Morphia, 2009. Adapted from Mikhail Bulgakov’s collection of autofictional stories, A Country Doctor’s Notebook, Aleksei Balabanov’s Morphia is an unvarnished portrait of rural Russia at the cusp of the Bolshevik Revolution. Told from the perspective of an idealistic young doctor, Polyakov (Leonid Bichevin), Morphia retains the humor and texturality of Bulgakov’s prose to underscore Polyakov’s difficult and overwhelming adjustment to the isolation of life in the country where he has moved to serve as the region’s only physician. Still uncertain over his medical skills (often running back from the clinic to his nearby study in order to review textbooks on the medical procedures that he is about to perform) and struggling to cope with the backwardness of the community that often endanger his patients (in one episode, the parents of a girl suffering from acute asphyxia refuse to consent to an emergency tracheotomy, arguing that such a procedure would cause certain death), Polyakov finds unexpected respite in a morphine injection that had been administered by head nurse, Anna Nicolaevna (Ingeborga Dapkunaite) to treat an allergic reaction. However, as the demands of his job continue to mount, Polyakov’s dependence soon turns into full-blown addiction, leading him to increasingly desperate and reckless acts when a war-driven medical rationing threatens to cut off his supply.

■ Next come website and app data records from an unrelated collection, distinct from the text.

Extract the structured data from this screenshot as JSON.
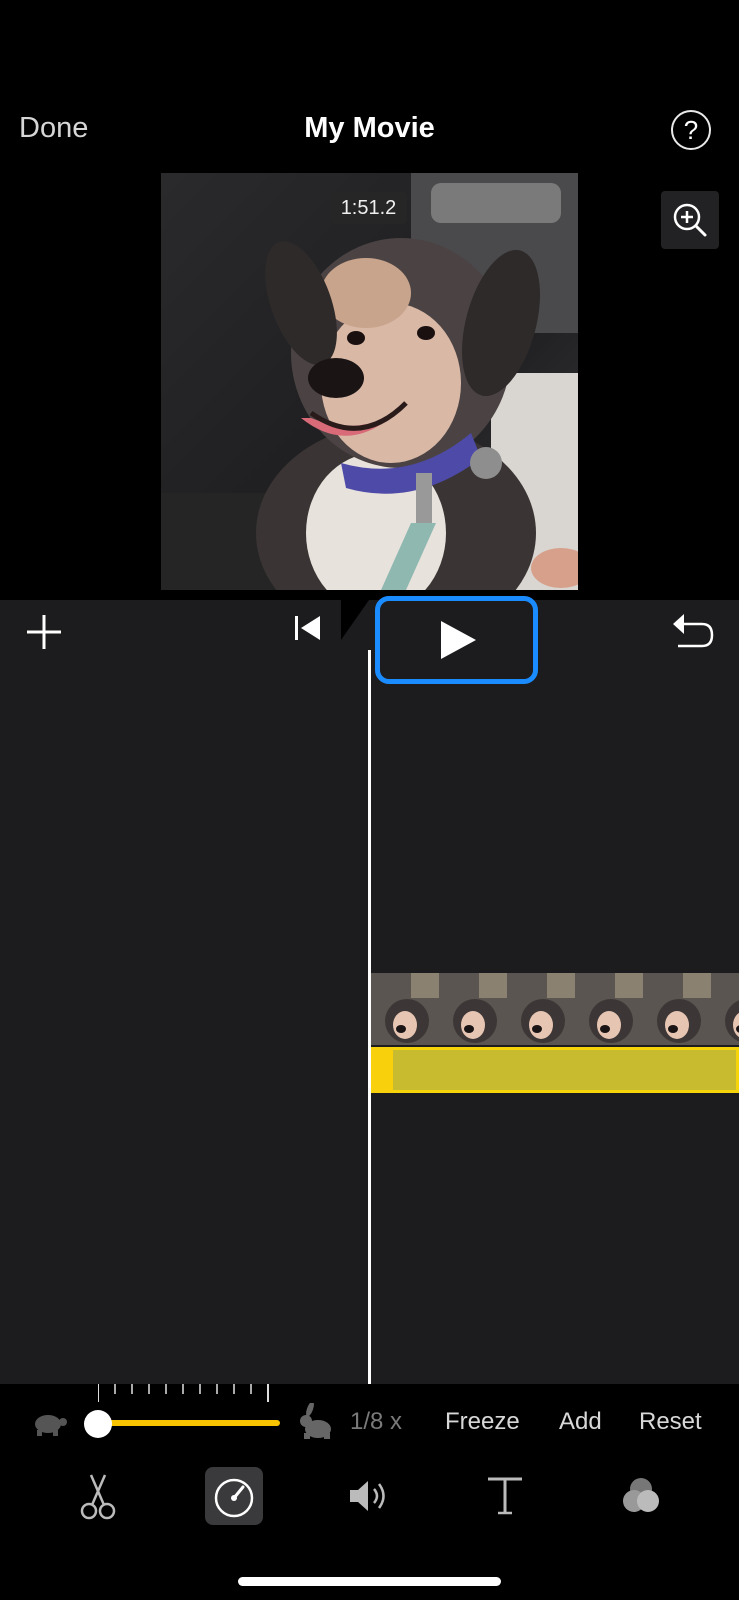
{
  "nav": {
    "done_label": "Done",
    "title": "My Movie",
    "help_label": "?"
  },
  "preview": {
    "timestamp": "1:51.2"
  },
  "speed": {
    "value_label": "1/8 x",
    "freeze_label": "Freeze",
    "add_label": "Add",
    "reset_label": "Reset",
    "level": 0.0
  },
  "toolbar": {
    "tools": [
      "scissors-icon",
      "speedometer-icon",
      "volume-icon",
      "text-icon",
      "filters-icon"
    ],
    "selected": "speedometer-icon"
  },
  "colors": {
    "accent_yellow": "#f8c300",
    "highlight_blue": "#1a8cff",
    "timeline_bg": "#1c1c1e"
  }
}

By emphasizing the intersection of personal and national history, Balabanov not only captures the social conditions that enabled the revolution, but also establishes Polyakov’s obsession and paranoia within the context of his seemingly more altruistic efforts to educate the rural community, not unlike the agitprop trains that toured the countryside to spread the gospel of the revolution (note that Polyakov is first seen arriving by train). In essence, by correlating Polyakov’s self-destruction with his idealism, Morphia also serves as a pointed allegory for the dysfunction that ultimately led to the collapse of the Soviet Union – a tragicomic denouement to a noble social experiment that, like the film’s flawed, well-intentioned hero, had lost its way.
Acquarello, 2010 [reprinted]